## ASSIGNMENT
Each line of the data below that carries the word "true" needs to be copied.

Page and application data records
+---+
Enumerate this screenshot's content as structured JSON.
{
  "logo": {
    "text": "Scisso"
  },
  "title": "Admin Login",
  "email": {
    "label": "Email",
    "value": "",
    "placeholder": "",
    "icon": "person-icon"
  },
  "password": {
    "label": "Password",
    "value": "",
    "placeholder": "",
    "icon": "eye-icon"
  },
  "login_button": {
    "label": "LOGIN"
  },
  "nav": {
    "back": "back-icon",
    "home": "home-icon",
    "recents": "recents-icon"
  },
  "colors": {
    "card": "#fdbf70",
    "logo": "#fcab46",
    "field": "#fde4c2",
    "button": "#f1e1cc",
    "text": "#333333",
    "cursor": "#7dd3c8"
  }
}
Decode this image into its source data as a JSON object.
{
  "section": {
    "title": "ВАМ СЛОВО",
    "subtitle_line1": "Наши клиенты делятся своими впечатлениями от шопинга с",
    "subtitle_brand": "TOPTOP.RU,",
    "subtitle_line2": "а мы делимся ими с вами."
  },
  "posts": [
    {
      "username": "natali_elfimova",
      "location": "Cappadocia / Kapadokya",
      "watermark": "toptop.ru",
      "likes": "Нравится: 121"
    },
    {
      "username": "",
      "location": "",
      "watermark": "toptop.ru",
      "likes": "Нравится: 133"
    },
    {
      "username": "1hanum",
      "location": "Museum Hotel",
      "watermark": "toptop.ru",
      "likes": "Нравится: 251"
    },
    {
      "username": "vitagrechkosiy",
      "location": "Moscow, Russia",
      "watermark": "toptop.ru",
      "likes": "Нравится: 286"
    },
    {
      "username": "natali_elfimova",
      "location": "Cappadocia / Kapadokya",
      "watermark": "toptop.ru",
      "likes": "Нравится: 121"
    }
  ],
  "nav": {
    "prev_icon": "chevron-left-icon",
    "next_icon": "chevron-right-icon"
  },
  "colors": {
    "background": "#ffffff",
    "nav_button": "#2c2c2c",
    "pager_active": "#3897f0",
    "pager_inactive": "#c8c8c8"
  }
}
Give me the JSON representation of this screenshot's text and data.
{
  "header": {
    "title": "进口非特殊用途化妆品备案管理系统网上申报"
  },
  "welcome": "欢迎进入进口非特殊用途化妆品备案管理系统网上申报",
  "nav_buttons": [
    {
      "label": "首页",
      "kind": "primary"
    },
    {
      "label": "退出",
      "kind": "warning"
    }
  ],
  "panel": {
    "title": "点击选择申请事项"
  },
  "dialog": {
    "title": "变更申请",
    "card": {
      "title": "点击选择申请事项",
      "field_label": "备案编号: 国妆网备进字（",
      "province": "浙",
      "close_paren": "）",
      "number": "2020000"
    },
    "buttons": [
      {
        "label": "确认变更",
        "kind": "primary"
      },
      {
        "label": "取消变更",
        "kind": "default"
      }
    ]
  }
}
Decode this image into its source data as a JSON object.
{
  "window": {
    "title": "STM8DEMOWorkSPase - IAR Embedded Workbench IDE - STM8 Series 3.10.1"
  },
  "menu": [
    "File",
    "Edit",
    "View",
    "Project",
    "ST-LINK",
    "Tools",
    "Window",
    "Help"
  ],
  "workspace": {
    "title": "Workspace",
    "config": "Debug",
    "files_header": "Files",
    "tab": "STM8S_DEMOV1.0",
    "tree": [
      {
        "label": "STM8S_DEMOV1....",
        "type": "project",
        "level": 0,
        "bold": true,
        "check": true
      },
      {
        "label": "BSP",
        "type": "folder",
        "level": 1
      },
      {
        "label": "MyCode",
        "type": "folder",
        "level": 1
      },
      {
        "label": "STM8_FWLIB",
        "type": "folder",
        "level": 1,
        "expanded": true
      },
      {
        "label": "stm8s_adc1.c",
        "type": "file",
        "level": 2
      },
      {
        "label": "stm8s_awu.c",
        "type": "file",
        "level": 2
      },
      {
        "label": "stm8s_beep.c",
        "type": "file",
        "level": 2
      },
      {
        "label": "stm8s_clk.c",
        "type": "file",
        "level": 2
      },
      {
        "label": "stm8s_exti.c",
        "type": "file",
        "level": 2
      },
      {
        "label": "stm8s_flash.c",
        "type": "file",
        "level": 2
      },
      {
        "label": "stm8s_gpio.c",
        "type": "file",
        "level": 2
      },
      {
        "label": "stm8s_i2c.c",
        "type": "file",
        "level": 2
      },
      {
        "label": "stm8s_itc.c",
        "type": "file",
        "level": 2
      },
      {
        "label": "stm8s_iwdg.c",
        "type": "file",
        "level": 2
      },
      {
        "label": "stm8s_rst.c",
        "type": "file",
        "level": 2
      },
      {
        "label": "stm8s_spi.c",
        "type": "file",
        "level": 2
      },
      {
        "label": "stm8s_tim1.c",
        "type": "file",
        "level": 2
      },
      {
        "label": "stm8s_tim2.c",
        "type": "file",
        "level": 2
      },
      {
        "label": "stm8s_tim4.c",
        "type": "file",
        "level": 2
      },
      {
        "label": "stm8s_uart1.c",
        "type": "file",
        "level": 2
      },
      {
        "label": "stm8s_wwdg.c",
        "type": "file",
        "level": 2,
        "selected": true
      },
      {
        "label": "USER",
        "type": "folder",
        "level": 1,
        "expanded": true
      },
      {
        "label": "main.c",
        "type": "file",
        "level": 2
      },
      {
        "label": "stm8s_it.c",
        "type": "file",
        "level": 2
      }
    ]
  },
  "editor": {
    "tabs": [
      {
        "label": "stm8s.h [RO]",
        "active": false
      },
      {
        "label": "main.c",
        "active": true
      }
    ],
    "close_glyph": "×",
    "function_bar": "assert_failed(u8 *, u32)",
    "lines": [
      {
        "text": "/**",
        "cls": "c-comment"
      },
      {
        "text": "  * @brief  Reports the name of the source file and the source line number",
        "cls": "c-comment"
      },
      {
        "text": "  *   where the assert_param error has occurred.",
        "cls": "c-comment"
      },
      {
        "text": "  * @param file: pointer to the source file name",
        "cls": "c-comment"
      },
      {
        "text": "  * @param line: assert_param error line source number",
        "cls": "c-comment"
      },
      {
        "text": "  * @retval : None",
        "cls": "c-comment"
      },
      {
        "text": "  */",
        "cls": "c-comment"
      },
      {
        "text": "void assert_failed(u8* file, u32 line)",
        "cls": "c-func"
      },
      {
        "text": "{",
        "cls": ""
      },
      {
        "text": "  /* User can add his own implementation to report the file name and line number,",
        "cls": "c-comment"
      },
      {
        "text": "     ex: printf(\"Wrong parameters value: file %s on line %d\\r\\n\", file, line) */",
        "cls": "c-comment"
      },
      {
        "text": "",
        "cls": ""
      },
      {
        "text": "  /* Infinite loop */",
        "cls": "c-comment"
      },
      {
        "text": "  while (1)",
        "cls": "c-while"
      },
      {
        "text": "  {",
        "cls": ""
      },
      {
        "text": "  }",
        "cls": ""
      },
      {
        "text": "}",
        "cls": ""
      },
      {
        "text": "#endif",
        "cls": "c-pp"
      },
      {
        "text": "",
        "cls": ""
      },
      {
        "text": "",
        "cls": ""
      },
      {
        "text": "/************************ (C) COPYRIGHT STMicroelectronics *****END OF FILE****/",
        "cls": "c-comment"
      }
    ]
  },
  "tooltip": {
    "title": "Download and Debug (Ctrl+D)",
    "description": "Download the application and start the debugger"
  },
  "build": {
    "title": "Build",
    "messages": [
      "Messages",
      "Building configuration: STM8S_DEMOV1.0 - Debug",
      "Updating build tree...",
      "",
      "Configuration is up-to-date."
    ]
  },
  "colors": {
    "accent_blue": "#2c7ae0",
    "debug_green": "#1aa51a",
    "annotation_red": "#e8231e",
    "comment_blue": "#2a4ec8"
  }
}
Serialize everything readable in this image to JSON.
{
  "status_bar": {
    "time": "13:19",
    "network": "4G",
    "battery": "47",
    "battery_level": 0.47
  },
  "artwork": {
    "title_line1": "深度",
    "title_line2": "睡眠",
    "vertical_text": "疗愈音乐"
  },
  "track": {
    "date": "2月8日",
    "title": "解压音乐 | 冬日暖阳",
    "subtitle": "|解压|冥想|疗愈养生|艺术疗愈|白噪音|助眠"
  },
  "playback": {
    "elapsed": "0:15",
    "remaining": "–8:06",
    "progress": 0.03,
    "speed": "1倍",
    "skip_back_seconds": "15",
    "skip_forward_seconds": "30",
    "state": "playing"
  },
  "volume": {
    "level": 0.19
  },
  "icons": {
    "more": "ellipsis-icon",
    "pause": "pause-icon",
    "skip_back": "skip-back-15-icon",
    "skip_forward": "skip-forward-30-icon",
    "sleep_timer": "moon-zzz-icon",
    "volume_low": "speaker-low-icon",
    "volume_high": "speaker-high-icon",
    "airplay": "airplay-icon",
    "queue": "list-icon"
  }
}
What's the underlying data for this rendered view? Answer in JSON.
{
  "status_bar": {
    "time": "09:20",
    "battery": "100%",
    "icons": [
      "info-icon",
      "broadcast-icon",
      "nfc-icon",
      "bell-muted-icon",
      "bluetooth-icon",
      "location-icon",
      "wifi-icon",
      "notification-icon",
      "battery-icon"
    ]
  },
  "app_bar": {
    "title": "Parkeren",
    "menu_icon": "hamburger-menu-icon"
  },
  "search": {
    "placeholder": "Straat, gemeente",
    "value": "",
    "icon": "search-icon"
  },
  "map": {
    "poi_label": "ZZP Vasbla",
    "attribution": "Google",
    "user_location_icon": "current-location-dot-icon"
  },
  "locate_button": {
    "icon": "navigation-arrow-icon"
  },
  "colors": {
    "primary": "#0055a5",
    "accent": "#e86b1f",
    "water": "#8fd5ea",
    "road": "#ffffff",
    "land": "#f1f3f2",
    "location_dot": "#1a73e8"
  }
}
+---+
## WRITTEN ANSWER
        "bold": true,
        "check": true
        "expanded": true
        "selected": true
        "expanded": true
        "active": true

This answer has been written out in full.